Black leaders and scholars, such as Thomas Sowell, Walter Williams and Shelby Steele, who reject the claim that America is “systemically racist” point to the breakdown of families that has accompanied the rise in dependence on welfare since the 1960s. Boys are growing up fatherless, a major indicator of crime and poverty, with more than 70% of blacks now born out of wedlock.
Civil-rights era activist Bob Woodson offers a forum for voices such as Steele’s to counter the narrative of the New York Times “1619 Project” called the “1776 Unites Campaign.” And his Washington, D.C.-based Woodson Center helps support “more than 2,881 neighborhood leaders in 40 states who are tackling issues ranging from homelessness, addiction, to joblessness, youth violence and the need for education and training.”
Framing the death of a black man
Mac Donald noted Minneapolis Mayor Jacob Frey – after asking last September for more police officers amid rising crime in the downtown business district – helped establish the narrative of George Floyd’s death by immediately declaring that whatever the investigation revealed, “being black in America should not be a death sentence.”
“Mayor Frey’s interpretation of Mr. Floyd’s horrifying end, that it was a function of his race, instantly became universal,” she said.
That idea was coupled with the claim that Floyd’s death was representative of “an epidemic of racially biased police killings of black men.”
“Together these two claims triggered an explosion of violence in Minneapolis and across the country, destroying thousands of livelihoods, turning city streets into war zones and ripping apart the very foundation of law and order,” said Mac Donald, the author of “The War on Cops: How the New Attack on Law and Order Makes Everyone Less Safe.”
“Gang shootings and homicides have spiked nationwide as a demoralized police force pulls back from discretionary stops and arrests.”
She noted the nation has “been here before,” following the death of Michael Brown in Ferguson, Missouri, in 2014, which fueled the Black Lives Matter movement. [BLM was launched in response to the jury acquittal of George Zimmerman in 2013 in the death of Trayvon Martin. BLM’s founders call Zimmerman and the officer involved in the death of Michael Brown, Darren Wilson, “murderers.”
However, Zimmerman’s acquittal was confirmed by an investigation supported by open records that uncovered witness tampering and perjury. Wilson’s acquittal was confirmed by Barack Obama’s Justice Department, led by Eric Holder.
The DOJ found the iconic “hands up don’t shoot” claim was contradicted by reliable accounts and likely was fabricated. Last week, a third, “secret,” in-depth investigation by a St. Louis County prosecutor reluctantly concluded it could not disprove the self-defense claim.]

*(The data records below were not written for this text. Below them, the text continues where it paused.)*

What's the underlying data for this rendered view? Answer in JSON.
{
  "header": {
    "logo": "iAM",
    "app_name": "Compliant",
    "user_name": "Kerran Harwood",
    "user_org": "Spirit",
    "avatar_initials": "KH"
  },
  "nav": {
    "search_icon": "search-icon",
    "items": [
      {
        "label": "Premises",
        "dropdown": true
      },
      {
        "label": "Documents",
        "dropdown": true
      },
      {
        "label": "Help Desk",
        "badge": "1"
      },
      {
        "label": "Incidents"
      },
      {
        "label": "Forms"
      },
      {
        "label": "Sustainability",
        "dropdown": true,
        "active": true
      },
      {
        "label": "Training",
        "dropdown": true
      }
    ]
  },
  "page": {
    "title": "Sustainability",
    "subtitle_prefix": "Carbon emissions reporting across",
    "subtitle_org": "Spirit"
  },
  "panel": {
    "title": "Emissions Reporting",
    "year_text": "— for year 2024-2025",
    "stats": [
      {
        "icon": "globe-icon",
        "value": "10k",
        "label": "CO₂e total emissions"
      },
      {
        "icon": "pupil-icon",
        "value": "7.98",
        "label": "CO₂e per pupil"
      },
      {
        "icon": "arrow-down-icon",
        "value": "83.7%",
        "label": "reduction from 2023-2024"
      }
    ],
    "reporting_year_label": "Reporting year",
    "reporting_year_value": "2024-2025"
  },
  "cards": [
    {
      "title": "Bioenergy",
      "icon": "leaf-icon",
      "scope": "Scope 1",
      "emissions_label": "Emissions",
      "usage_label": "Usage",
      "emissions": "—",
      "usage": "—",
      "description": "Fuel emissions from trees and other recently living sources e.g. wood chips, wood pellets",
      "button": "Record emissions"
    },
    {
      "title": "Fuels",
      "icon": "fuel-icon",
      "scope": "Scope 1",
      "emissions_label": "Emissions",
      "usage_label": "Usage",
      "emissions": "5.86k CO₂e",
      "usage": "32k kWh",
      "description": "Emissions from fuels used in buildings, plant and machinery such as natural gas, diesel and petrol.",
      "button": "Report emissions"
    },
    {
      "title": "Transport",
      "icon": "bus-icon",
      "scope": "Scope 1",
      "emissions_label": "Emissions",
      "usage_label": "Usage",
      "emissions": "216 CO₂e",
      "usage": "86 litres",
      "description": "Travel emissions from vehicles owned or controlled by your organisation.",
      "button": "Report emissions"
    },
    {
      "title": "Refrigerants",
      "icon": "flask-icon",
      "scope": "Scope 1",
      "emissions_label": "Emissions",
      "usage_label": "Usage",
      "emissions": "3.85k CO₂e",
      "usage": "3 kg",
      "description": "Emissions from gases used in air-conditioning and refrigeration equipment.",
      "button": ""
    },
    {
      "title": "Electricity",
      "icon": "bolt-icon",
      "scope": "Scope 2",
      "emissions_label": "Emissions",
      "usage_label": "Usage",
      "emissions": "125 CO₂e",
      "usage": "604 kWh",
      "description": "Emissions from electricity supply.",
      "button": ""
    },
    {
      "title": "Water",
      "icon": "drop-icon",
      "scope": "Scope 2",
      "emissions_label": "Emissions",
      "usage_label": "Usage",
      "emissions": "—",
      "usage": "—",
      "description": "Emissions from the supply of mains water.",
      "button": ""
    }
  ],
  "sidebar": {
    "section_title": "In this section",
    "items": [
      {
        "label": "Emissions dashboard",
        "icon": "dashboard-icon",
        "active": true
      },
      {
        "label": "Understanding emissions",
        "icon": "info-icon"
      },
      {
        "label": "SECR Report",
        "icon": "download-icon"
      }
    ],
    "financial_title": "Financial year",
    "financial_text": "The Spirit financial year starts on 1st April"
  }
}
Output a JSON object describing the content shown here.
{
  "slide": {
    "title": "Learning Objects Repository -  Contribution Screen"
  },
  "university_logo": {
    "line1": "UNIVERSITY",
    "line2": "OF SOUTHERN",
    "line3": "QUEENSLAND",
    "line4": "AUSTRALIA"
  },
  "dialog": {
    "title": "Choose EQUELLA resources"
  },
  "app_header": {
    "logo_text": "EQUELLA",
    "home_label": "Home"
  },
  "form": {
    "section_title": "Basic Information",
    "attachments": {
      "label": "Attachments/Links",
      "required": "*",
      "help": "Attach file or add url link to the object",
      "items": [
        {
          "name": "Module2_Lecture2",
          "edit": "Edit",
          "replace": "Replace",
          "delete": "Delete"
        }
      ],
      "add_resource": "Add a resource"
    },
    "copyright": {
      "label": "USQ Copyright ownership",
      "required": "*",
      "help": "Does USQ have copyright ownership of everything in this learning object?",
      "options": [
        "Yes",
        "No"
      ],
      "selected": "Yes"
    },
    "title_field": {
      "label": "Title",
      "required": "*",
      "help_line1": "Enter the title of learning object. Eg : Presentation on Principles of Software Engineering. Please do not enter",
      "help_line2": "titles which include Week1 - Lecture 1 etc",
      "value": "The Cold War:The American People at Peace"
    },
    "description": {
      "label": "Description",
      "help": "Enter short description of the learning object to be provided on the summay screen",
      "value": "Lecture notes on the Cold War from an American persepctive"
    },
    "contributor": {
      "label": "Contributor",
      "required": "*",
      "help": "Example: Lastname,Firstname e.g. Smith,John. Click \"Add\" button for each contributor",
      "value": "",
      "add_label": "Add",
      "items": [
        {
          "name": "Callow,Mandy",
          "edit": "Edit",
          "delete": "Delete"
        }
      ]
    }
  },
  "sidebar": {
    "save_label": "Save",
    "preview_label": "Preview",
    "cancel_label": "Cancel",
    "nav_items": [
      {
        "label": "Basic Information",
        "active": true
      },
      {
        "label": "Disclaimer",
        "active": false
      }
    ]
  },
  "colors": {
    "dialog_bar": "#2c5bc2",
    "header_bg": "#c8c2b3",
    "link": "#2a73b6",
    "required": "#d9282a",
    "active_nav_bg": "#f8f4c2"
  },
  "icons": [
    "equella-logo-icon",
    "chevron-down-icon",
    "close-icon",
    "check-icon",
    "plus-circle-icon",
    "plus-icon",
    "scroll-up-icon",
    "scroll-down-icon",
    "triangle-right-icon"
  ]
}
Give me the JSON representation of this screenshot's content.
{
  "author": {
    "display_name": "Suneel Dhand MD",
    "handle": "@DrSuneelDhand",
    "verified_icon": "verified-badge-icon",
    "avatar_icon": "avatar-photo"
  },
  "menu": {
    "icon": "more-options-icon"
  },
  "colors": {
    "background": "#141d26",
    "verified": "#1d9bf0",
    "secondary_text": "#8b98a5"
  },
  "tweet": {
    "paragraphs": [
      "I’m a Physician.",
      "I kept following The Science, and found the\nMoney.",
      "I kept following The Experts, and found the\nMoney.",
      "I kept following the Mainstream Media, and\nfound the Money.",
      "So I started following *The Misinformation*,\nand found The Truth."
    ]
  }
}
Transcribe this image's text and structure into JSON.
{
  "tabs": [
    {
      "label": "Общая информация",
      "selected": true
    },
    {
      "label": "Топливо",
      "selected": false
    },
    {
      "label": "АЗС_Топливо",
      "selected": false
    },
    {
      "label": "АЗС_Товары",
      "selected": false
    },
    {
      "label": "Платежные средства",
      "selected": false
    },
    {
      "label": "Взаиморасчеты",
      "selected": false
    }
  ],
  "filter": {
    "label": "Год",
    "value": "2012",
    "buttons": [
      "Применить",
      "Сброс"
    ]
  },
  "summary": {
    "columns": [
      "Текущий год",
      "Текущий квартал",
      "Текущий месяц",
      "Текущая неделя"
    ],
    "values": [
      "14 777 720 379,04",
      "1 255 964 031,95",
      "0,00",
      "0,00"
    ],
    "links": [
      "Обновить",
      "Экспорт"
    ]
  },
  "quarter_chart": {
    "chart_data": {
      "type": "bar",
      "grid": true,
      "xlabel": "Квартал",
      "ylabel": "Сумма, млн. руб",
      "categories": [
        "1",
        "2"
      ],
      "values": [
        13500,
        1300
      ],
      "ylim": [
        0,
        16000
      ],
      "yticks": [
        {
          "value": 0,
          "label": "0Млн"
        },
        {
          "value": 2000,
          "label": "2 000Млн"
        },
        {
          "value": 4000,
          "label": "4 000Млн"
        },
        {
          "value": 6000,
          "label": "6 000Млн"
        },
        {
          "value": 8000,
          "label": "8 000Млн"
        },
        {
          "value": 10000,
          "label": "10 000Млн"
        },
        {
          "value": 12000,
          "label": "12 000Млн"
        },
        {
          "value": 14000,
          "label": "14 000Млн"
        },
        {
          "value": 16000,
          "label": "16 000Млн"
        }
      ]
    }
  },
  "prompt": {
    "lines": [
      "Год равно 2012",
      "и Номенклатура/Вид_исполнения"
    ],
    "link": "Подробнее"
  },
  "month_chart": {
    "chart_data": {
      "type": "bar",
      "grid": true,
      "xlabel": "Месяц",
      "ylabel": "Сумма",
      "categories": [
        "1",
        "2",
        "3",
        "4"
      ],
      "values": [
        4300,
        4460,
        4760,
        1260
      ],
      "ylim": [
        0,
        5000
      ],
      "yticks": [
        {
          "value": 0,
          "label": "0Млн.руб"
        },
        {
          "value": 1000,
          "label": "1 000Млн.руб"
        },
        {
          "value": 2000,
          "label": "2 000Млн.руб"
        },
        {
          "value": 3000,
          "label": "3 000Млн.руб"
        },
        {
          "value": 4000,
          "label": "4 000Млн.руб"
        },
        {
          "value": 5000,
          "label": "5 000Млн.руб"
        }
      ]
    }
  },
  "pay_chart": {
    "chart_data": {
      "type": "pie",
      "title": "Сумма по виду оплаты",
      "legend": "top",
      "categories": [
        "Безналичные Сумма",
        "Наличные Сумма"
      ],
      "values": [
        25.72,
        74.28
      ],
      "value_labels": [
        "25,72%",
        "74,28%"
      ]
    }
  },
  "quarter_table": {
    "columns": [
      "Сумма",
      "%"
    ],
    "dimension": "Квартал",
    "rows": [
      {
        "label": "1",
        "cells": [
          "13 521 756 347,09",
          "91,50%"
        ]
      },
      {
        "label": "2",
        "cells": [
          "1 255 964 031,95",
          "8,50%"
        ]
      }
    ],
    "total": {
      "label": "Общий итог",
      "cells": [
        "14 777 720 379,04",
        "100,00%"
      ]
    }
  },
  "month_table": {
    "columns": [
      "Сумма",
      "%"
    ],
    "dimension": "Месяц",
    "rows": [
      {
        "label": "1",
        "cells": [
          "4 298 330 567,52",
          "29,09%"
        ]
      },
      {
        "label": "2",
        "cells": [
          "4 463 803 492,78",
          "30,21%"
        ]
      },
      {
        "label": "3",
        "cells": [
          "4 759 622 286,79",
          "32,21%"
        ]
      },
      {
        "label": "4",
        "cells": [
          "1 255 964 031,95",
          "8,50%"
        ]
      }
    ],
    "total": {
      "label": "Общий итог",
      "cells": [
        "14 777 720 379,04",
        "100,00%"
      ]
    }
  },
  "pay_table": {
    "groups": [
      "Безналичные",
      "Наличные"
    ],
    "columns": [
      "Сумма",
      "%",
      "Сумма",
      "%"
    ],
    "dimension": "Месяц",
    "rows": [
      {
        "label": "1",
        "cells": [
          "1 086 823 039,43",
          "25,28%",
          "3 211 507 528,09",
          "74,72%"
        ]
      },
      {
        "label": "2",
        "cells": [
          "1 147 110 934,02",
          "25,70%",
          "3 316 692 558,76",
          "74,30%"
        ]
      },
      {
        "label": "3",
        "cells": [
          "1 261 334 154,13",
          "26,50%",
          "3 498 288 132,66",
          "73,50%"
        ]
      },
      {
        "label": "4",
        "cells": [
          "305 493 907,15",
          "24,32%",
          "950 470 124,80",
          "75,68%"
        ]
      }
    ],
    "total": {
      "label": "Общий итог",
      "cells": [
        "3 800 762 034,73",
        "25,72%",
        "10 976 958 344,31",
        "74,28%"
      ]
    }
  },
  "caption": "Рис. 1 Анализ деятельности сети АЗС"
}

What Mac Donald dubbed the “Ferguson Effect” followed. As police backed off from discretionary enforcement, an additional 2,000 blacks lost their lives in 2015-16 compared to the previous period.
The “Minneapolis Effect” is far worse, she said, making the “Ferguson Effect” looking like “child’s play.”
In the weeks following Floyd’s death on Memorial Day, for example, homicides rose 100% in Minneapolis, 200% in Seattle, 240% in Atlanta and 182% in Chicago. In New York City, shootings have more than doubled so far in 2020 compared to last year.
Since Floyd’s death, at least 25 children under age 18 have been fatally shot, nearly all black.
She noted the Black Lives Matter narrative that “policing in the U.S. is lethally racist has been amplified by every mainstream institution in the country.”
“A lot is riding, therefore, on whether that narrative about the police is correct. Not just thousands of lives but the very possibility of a civilized society,” she observed.
What we are now witnessing is the “dismantling of essential criminal justice practices in the name of fighting alleged law-enforcement bias.”
See Heather Mac Donald’s presentation:
SF Source WND Aug 2020